I am writing this from the hospital.
Three days ago, Mama woke up early in the morning so she could cook me breakfast before she left. I was grateful, and hugged her goodbye. After ten minutes, I decided to approach the food. I ate it, Annabel. Every last bite. And then something happened, Annabel, something I can’t explain. My body wasn’t used to this…this food. Pain wracked through my core. It hurt, Annabel. So badly. So I ran into the bathroom, and emptied the entire contents of my stomach into the pristine bowl. And then I shut down.
Something happened, and I don’t know what. I couldn’t function. I curled up on the cold tile of the bathroom floor in front of the toilet, tears creating a puddle below me for a few minutes before they ceased altogether. And I laid there, Annabel, all three days. I didn’t move. I didn’t sleep. It was like I wasn’t even there. I’m not proud of it, but I even soiled myself, because I couldn’t move. I just laid on the floor. Day turned into night, and night turned into day. And still I laid there, curled into a loose fetal position. My only company was my emptiness, my hunger, my sadness…

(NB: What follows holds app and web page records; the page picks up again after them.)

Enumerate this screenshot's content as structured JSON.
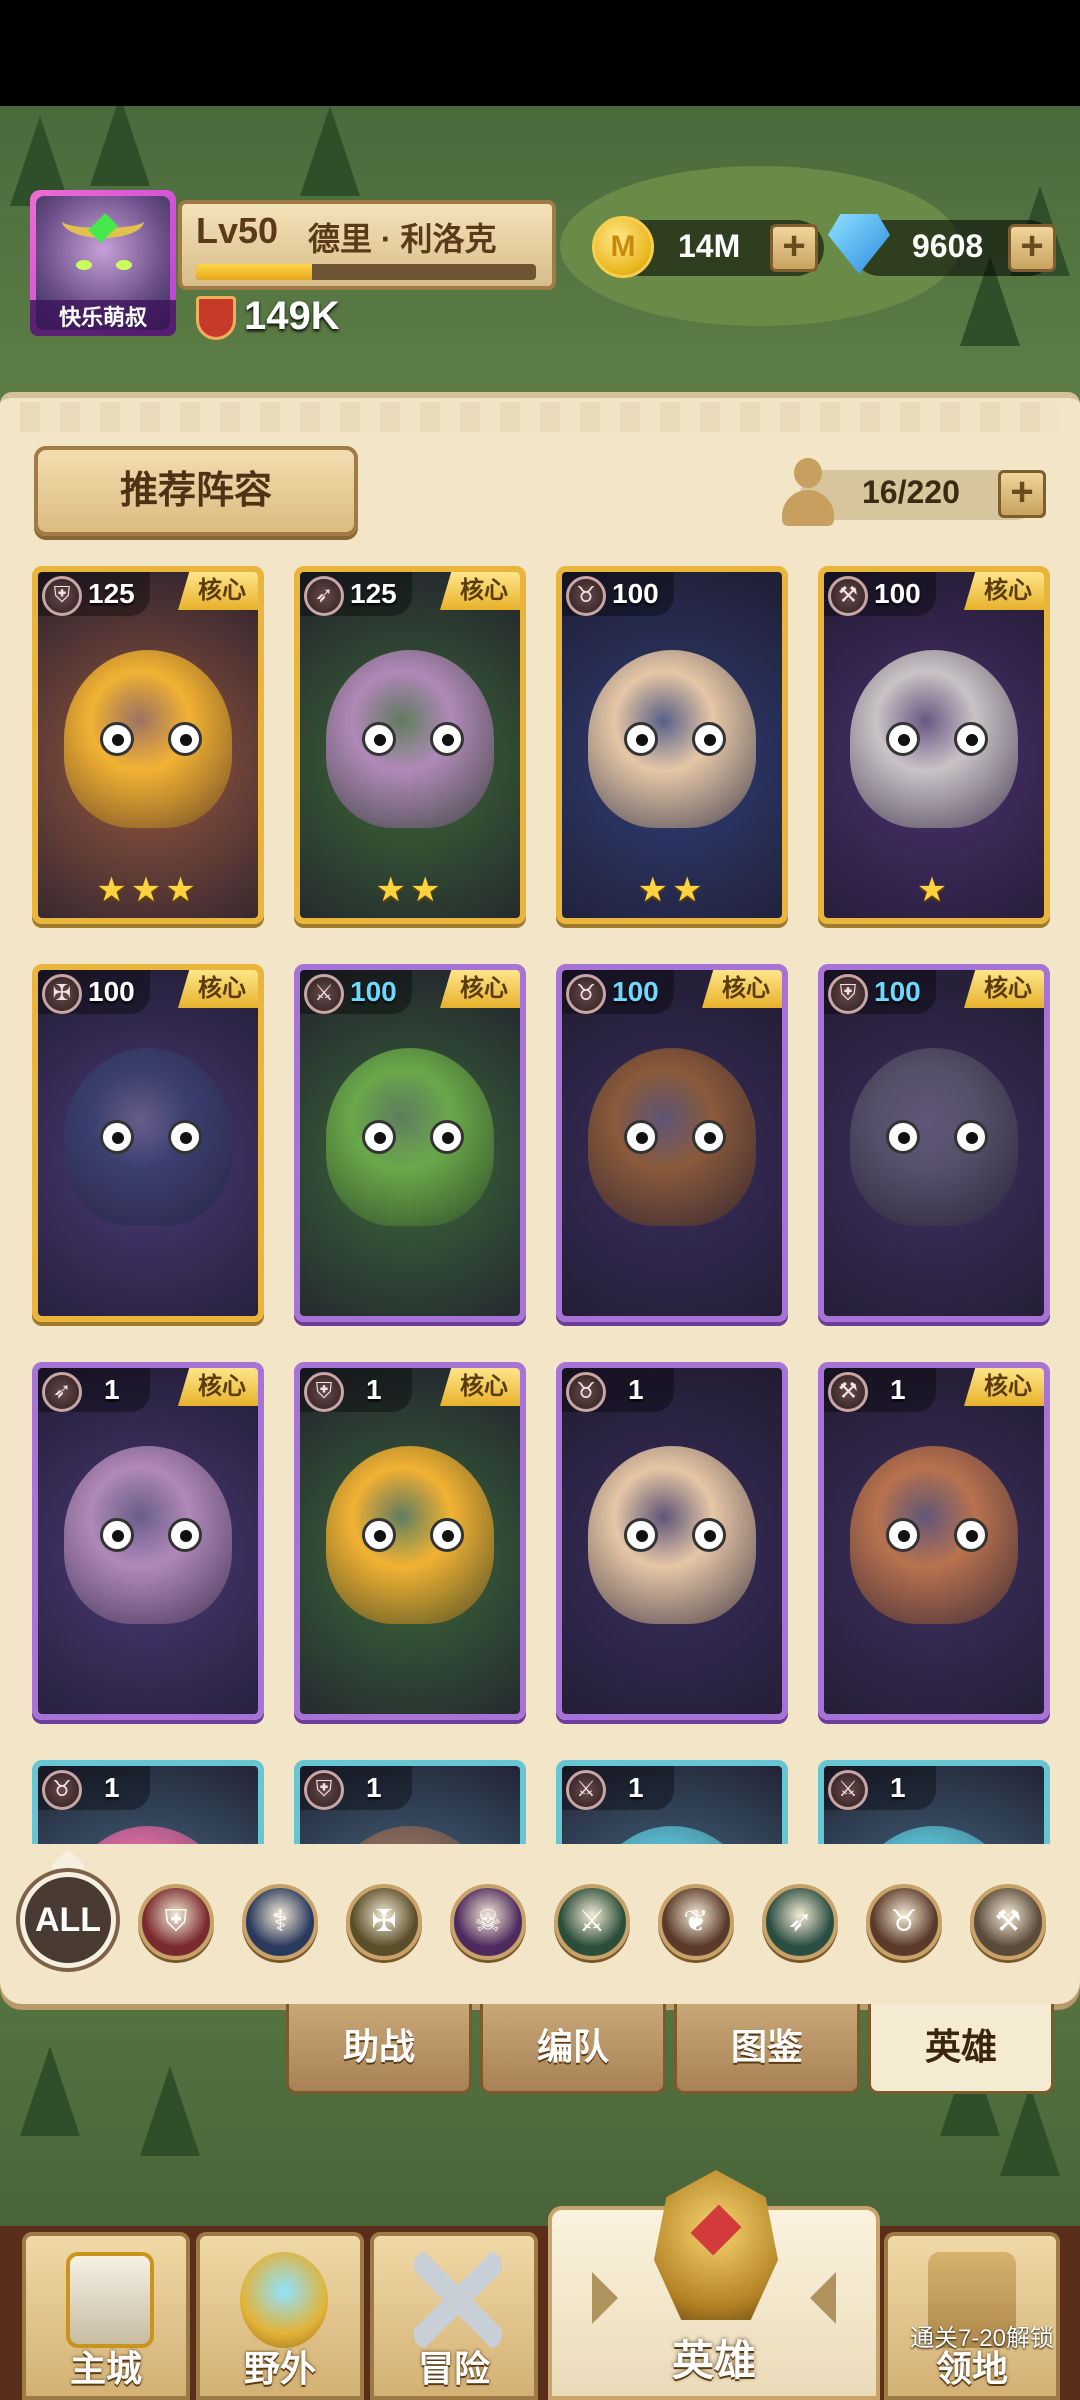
{
  "player": {
    "avatar_label": "快乐萌叔",
    "level": "Lv50",
    "name": "德里 · 利洛克",
    "power": "149K",
    "xp_progress": 0.34
  },
  "currency": {
    "gold": "14M",
    "gems": "9608",
    "plus": "+"
  },
  "panel": {
    "recommend_label": "推荐阵容",
    "capacity": "16/220"
  },
  "hero_cards": [
    {
      "level": "125",
      "role": "shield-icon",
      "core": "核心",
      "stars": "★★★",
      "frame": "gold"
    },
    {
      "level": "125",
      "role": "bow-icon",
      "core": "核心",
      "stars": "★★",
      "frame": "gold"
    },
    {
      "level": "100",
      "role": "beast-icon",
      "core": "",
      "stars": "★★",
      "frame": "gold"
    },
    {
      "level": "100",
      "role": "axe-icon",
      "core": "核心",
      "stars": "★",
      "frame": "gold"
    },
    {
      "level": "100",
      "role": "wings-icon",
      "core": "核心",
      "stars": "",
      "frame": "gold"
    },
    {
      "level": "100",
      "role": "swords-icon",
      "core": "核心",
      "stars": "",
      "frame": "purple"
    },
    {
      "level": "100",
      "role": "beast-icon",
      "core": "核心",
      "stars": "",
      "frame": "purple"
    },
    {
      "level": "100",
      "role": "shield-icon",
      "core": "核心",
      "stars": "",
      "frame": "purple"
    },
    {
      "level": "1",
      "role": "bow-icon",
      "core": "核心",
      "stars": "",
      "frame": "purple"
    },
    {
      "level": "1",
      "role": "shield-icon",
      "core": "核心",
      "stars": "",
      "frame": "purple"
    },
    {
      "level": "1",
      "role": "beast-icon",
      "core": "",
      "stars": "",
      "frame": "purple"
    },
    {
      "level": "1",
      "role": "axe-icon",
      "core": "核心",
      "stars": "",
      "frame": "purple"
    },
    {
      "level": "1",
      "role": "beast-icon",
      "core": "",
      "stars": "",
      "frame": "teal"
    },
    {
      "level": "1",
      "role": "shield-icon",
      "core": "",
      "stars": "",
      "frame": "teal"
    },
    {
      "level": "1",
      "role": "swords-icon",
      "core": "",
      "stars": "",
      "frame": "teal"
    },
    {
      "level": "1",
      "role": "swords-icon",
      "core": "",
      "stars": "",
      "frame": "teal"
    }
  ],
  "filters": {
    "all_label": "ALL",
    "items": [
      "shield-icon",
      "staff-icon",
      "wings-icon",
      "skull-icon",
      "swords-icon",
      "paw-icon",
      "bow-icon",
      "beast-icon",
      "hammer-icon"
    ]
  },
  "subtabs": [
    "助战",
    "编队",
    "图鉴",
    "英雄"
  ],
  "nav": {
    "main_city": "主城",
    "wild": "野外",
    "adventure": "冒险",
    "hero": "英雄",
    "territory": "领地",
    "unlock_hint": "通关7-20解锁"
  },
  "colors": {
    "panel_bg": "#f2e5c8",
    "gold_frame": "#e9b53a",
    "purple_frame": "#a873d6",
    "teal_frame": "#67c6d3"
  }
}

Now I am here, hooked up to all kinds of monitors. They are feeding me through a tube, Annabel, because when I checked in, I was too skinny, too unhealthy. They told me that I couldn’t sustain myself like this. Only then did it occur to me, Annabel, that I missed my last period. Apparently I don’t have enough body fat to sustain a period.
I’m scared, Annabel. I have nothing left to believe in, and now I’m deteriorating fast. I feel like my dream of perfection is slipping through my fingers uncontrollably. I’m losing my grip on everything, and the mirage is slowly fading. I can’t be perfect, Annabel. Not without you.
I can’t be anything without you.